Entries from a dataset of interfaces
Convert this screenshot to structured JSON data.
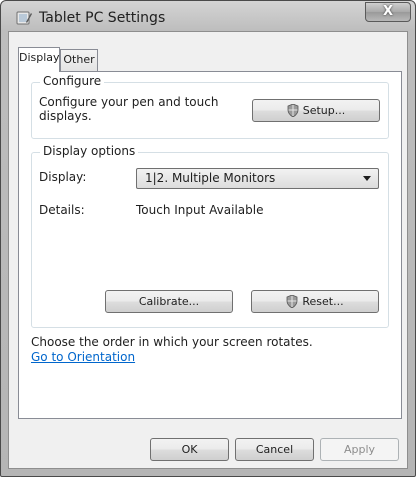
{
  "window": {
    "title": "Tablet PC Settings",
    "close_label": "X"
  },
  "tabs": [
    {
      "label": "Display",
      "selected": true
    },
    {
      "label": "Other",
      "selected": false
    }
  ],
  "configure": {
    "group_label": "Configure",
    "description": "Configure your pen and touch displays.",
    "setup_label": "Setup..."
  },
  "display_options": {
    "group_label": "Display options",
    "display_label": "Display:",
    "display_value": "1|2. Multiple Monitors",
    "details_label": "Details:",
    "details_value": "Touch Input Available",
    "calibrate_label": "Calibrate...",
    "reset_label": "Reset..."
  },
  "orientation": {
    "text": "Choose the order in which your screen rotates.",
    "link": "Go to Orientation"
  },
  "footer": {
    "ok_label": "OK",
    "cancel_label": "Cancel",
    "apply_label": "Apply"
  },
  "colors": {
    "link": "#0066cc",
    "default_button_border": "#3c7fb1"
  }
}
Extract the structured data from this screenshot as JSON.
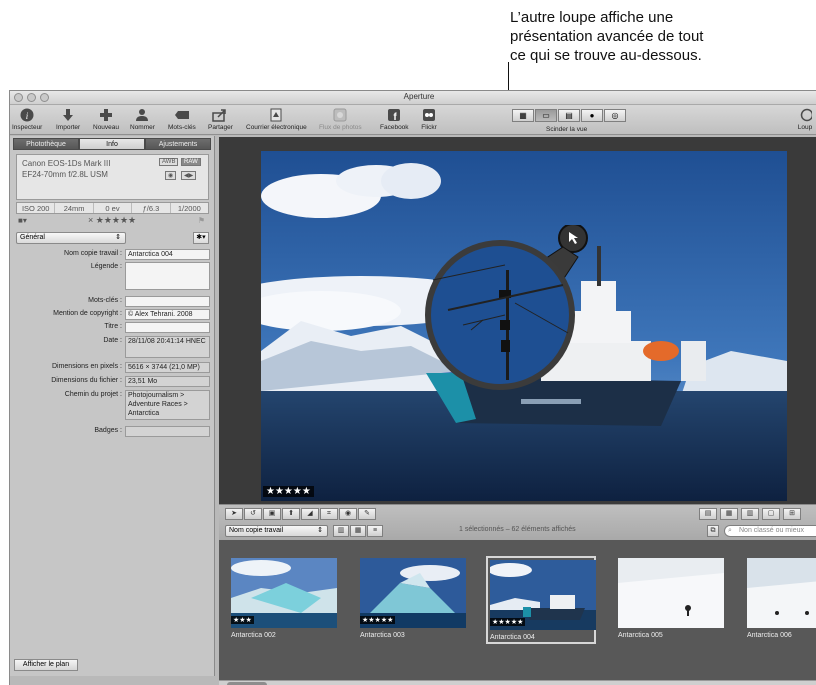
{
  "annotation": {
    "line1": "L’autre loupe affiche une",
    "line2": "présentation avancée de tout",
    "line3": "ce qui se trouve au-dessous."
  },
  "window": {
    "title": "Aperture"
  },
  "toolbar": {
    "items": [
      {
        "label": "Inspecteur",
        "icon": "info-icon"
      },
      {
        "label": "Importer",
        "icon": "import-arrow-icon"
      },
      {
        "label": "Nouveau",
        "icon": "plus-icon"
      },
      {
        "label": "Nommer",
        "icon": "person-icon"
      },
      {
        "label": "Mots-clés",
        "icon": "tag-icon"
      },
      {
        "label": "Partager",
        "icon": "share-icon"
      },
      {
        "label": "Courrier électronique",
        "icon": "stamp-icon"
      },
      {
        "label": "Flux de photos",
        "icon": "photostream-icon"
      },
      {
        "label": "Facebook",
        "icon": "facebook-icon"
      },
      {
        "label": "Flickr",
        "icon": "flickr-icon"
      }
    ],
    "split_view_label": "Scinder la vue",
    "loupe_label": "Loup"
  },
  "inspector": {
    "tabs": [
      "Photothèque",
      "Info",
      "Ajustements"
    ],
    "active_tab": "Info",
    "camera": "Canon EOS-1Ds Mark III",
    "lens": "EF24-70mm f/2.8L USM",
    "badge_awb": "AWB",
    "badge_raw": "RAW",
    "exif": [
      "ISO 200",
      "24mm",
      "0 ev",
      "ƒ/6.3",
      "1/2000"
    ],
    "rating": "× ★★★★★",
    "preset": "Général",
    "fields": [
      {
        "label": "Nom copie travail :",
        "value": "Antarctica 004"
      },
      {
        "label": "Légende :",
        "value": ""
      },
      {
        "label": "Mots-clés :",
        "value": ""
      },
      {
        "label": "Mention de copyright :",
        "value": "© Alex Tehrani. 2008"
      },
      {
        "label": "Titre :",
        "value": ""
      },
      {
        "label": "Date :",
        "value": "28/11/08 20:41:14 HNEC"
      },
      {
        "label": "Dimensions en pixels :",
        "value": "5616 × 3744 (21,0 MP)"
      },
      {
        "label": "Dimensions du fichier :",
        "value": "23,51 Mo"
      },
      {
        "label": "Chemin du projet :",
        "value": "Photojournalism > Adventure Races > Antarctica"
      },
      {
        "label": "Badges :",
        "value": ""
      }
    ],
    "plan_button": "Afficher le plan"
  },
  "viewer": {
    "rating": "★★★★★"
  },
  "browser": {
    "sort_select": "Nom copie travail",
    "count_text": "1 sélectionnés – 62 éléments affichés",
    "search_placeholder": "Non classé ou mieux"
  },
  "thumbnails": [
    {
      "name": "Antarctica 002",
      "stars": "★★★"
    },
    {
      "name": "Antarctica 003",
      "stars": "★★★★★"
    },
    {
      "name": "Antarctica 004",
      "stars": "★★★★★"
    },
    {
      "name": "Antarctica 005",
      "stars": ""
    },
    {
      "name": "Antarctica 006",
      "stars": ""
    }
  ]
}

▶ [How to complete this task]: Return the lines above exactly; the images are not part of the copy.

▶ [Answer below]:
Convert this screenshot to structured JSON data.
{
  "window": {
    "title": "Tablet PC Settings",
    "close_label": "X"
  },
  "tabs": [
    {
      "label": "Display",
      "selected": true
    },
    {
      "label": "Other",
      "selected": false
    }
  ],
  "configure": {
    "group_label": "Configure",
    "description": "Configure your pen and touch displays.",
    "setup_label": "Setup..."
  },
  "display_options": {
    "group_label": "Display options",
    "display_label": "Display:",
    "display_value": "1|2. Multiple Monitors",
    "details_label": "Details:",
    "details_value": "Touch Input Available",
    "calibrate_label": "Calibrate...",
    "reset_label": "Reset..."
  },
  "orientation": {
    "text": "Choose the order in which your screen rotates.",
    "link": "Go to Orientation"
  },
  "footer": {
    "ok_label": "OK",
    "cancel_label": "Cancel",
    "apply_label": "Apply"
  },
  "colors": {
    "link": "#0066cc",
    "default_button_border": "#3c7fb1"
  }
}
Extract the structured data from this screenshot as JSON.
{
  "annotation": {
    "line1": "L’autre loupe affiche une",
    "line2": "présentation avancée de tout",
    "line3": "ce qui se trouve au-dessous."
  },
  "window": {
    "title": "Aperture"
  },
  "toolbar": {
    "items": [
      {
        "label": "Inspecteur",
        "icon": "info-icon"
      },
      {
        "label": "Importer",
        "icon": "import-arrow-icon"
      },
      {
        "label": "Nouveau",
        "icon": "plus-icon"
      },
      {
        "label": "Nommer",
        "icon": "person-icon"
      },
      {
        "label": "Mots-clés",
        "icon": "tag-icon"
      },
      {
        "label": "Partager",
        "icon": "share-icon"
      },
      {
        "label": "Courrier électronique",
        "icon": "stamp-icon"
      },
      {
        "label": "Flux de photos",
        "icon": "photostream-icon"
      },
      {
        "label": "Facebook",
        "icon": "facebook-icon"
      },
      {
        "label": "Flickr",
        "icon": "flickr-icon"
      }
    ],
    "split_view_label": "Scinder la vue",
    "loupe_label": "Loup"
  },
  "inspector": {
    "tabs": [
      "Photothèque",
      "Info",
      "Ajustements"
    ],
    "active_tab": "Info",
    "camera": "Canon EOS-1Ds Mark III",
    "lens": "EF24-70mm f/2.8L USM",
    "badge_awb": "AWB",
    "badge_raw": "RAW",
    "exif": [
      "ISO 200",
      "24mm",
      "0 ev",
      "ƒ/6.3",
      "1/2000"
    ],
    "rating": "× ★★★★★",
    "preset": "Général",
    "fields": [
      {
        "label": "Nom copie travail :",
        "value": "Antarctica 004"
      },
      {
        "label": "Légende :",
        "value": ""
      },
      {
        "label": "Mots-clés :",
        "value": ""
      },
      {
        "label": "Mention de copyright :",
        "value": "© Alex Tehrani. 2008"
      },
      {
        "label": "Titre :",
        "value": ""
      },
      {
        "label": "Date :",
        "value": "28/11/08 20:41:14 HNEC"
      },
      {
        "label": "Dimensions en pixels :",
        "value": "5616 × 3744 (21,0 MP)"
      },
      {
        "label": "Dimensions du fichier :",
        "value": "23,51 Mo"
      },
      {
        "label": "Chemin du projet :",
        "value": "Photojournalism > Adventure Races > Antarctica"
      },
      {
        "label": "Badges :",
        "value": ""
      }
    ],
    "plan_button": "Afficher le plan"
  },
  "viewer": {
    "rating": "★★★★★"
  },
  "browser": {
    "sort_select": "Nom copie travail",
    "count_text": "1 sélectionnés – 62 éléments affichés",
    "search_placeholder": "Non classé ou mieux"
  },
  "thumbnails": [
    {
      "name": "Antarctica 002",
      "stars": "★★★"
    },
    {
      "name": "Antarctica 003",
      "stars": "★★★★★"
    },
    {
      "name": "Antarctica 004",
      "stars": "★★★★★"
    },
    {
      "name": "Antarctica 005",
      "stars": ""
    },
    {
      "name": "Antarctica 006",
      "stars": ""
    }
  ]
}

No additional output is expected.